Dismayed by the average returns of early-stage investments (less than 5% annually, by some estimates), venture people are scouting for safer bets. Some of the companies they're targeting were not originally venture-financed and don't really need money, and so are not prepared to give venture capitalists the privileges they're used to -- preferred stock, voting control, and other special rights. But VCs are taking what they can get. "If we want to participate," says TA Associates partner Jeff Chambers, "we've got to be willing to buy secondary shares." During the summer of 1989, TA bought about $6 million worth of TSC, a three-year-old computer-systems-implementation company located in Chicago. Earlier that year TSC's president, Albert Beedie, had told other would-be investors that he wasn't seeking any more capital. So TA did its deal by purchasing stock directly from TSC shareholders. The venture people got 15% of the business and one board seat.
Such secondary stock deals are being designed to meet a range of founder needs. For example, a group of investors, led by Summit Partners, recently purchased a small block of the shares of Rosco Laboratories Inc., a supplier of light filters to entertainment industries. Stan Miller, the 58-year-old president and 100% owner, wanted to diversify his holdings for estate purposes. "I still wanted to grow the company," he says. "But I hesitated to put my name on more bank loans."

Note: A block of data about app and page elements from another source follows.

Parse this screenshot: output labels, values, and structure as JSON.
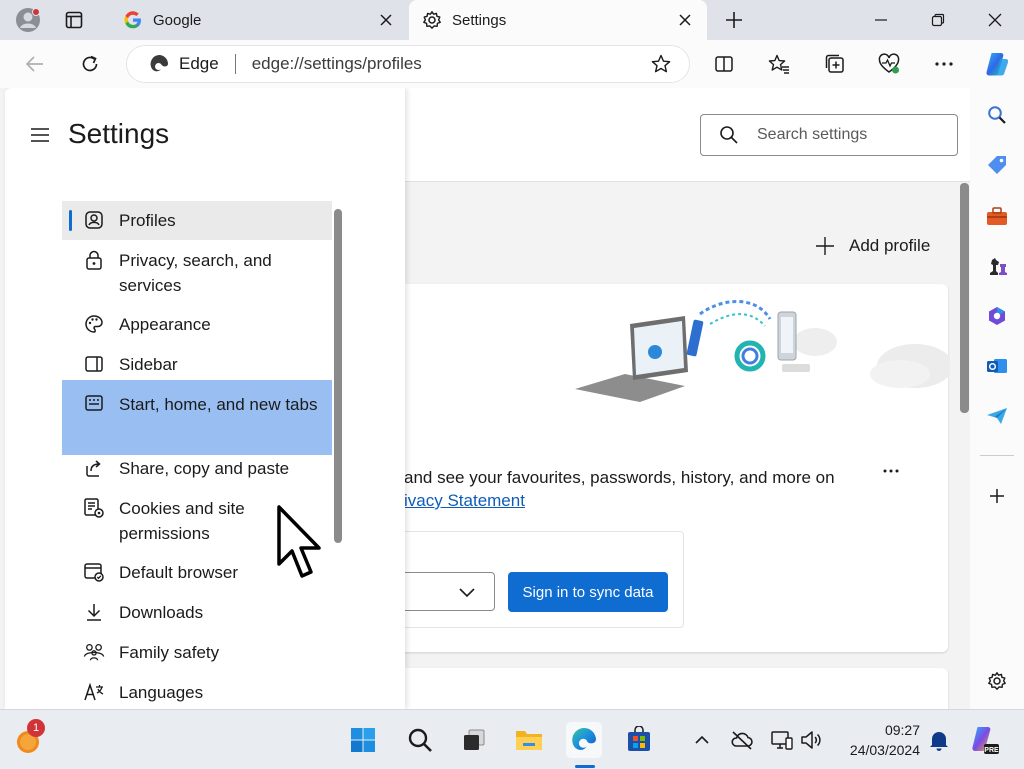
{
  "tabs": [
    {
      "label": "Google",
      "favicon": "google-icon"
    },
    {
      "label": "Settings",
      "favicon": "gear-icon"
    }
  ],
  "addressbar": {
    "site_name": "Edge",
    "url": "edge://settings/profiles"
  },
  "settings": {
    "title": "Settings",
    "search_placeholder": "Search settings",
    "nav": [
      {
        "label": "Profiles",
        "icon": "profiles-icon"
      },
      {
        "label": "Privacy, search, and services",
        "icon": "lock-icon"
      },
      {
        "label": "Appearance",
        "icon": "palette-icon"
      },
      {
        "label": "Sidebar",
        "icon": "sidebar-icon"
      },
      {
        "label": "Start, home, and new tabs",
        "icon": "home-tabs-icon"
      },
      {
        "label": "Share, copy and paste",
        "icon": "share-icon"
      },
      {
        "label": "Cookies and site permissions",
        "icon": "cookies-icon"
      },
      {
        "label": "Default browser",
        "icon": "default-browser-icon"
      },
      {
        "label": "Downloads",
        "icon": "download-icon"
      },
      {
        "label": "Family safety",
        "icon": "family-icon"
      },
      {
        "label": "Languages",
        "icon": "languages-icon"
      }
    ],
    "active_item": "Profiles",
    "hovered_item": "Start, home, and new tabs"
  },
  "profile": {
    "add_profile": "Add profile",
    "sync_text": "and see your favourites, passwords, history, and more on",
    "privacy_link": "ivacy Statement",
    "sign_in_button": "Sign in to sync data"
  },
  "taskbar": {
    "notification_count": "1",
    "time": "09:27",
    "date": "24/03/2024"
  },
  "colors": {
    "accent": "#0f6cd1",
    "hover_highlight": "#99bff2"
  }
}
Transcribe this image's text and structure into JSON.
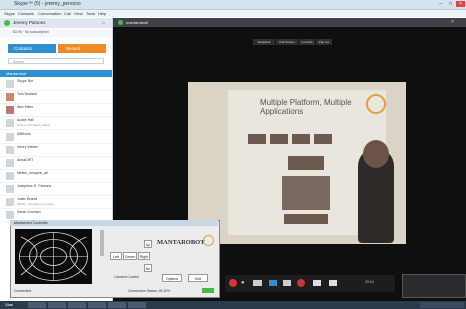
{
  "window": {
    "title": "Skype™ (5) - jeremy_perezoo"
  },
  "menu": [
    "Skype",
    "Contacts",
    "Conversation",
    "Call",
    "View",
    "Tools",
    "Help"
  ],
  "profile": {
    "name": "Jeremy Parsons"
  },
  "credit": {
    "text": "$3.95 · No subscription"
  },
  "tabs": {
    "contacts": "Contacts",
    "recent": "Recent"
  },
  "search": {
    "placeholder": "Search"
  },
  "group": {
    "label": "Mantarobot"
  },
  "contacts": [
    {
      "name": "Skype Bot",
      "sub": ""
    },
    {
      "name": "Tom Nowicki",
      "sub": ""
    },
    {
      "name": "Alec Miles",
      "sub": ""
    },
    {
      "name": "Austin Hall",
      "sub": "Online with Skype calling"
    },
    {
      "name": "MBftools",
      "sub": ""
    },
    {
      "name": "Henry Steven",
      "sub": ""
    },
    {
      "name": "AnnaDIRT",
      "sub": ""
    },
    {
      "name": "Mellon_rossjohn_all",
      "sub": ""
    },
    {
      "name": "Josephine R. Parsons",
      "sub": ""
    },
    {
      "name": "Justin Brandt",
      "sub": "Mobile - Working on remote"
    },
    {
      "name": "Sarah Guzman",
      "sub": ""
    }
  ],
  "video": {
    "header_title": "mantarobot8",
    "toolbar": [
      "Snapshot",
      "Full Screen",
      "Controls",
      "Pop out"
    ],
    "slide_title": "Multiple Platform, Multiple Applications",
    "call_time": "20:10"
  },
  "controller": {
    "title": "Mantarobot Controller",
    "buttons": {
      "left": "Left",
      "center": "Center",
      "right": "Right",
      "up": "Up",
      "down": "Dn",
      "options": "Options",
      "exit": "Exit"
    },
    "camera_label": "Camera Control",
    "status_left": "Connected",
    "status_right": "Connection Status: 95.10%",
    "logo_text": "MANTAROBOT"
  },
  "taskbar": {
    "start": "Start"
  },
  "colors": {
    "skype_blue": "#2f8fd1",
    "recent_orange": "#f08a24",
    "video_bg": "#0f0f0f"
  }
}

Some hard-liners continue to believe that giving founders a pile of money while they are still active in the business weakens their commitment. But the folks who invest in secondary deals don't see it as a major problem so long as founders still have the lion's share of their net worth tied up in the company's future. L. John Doerr, general partner of Kleiner Perkins Caufield & Byers, which participated in a $10-million deal with the founders of Intuit Inc., a software maker, says: "We're helping the company. The idea is to make it easier for these guys, not harder." -- Bruce G. Posner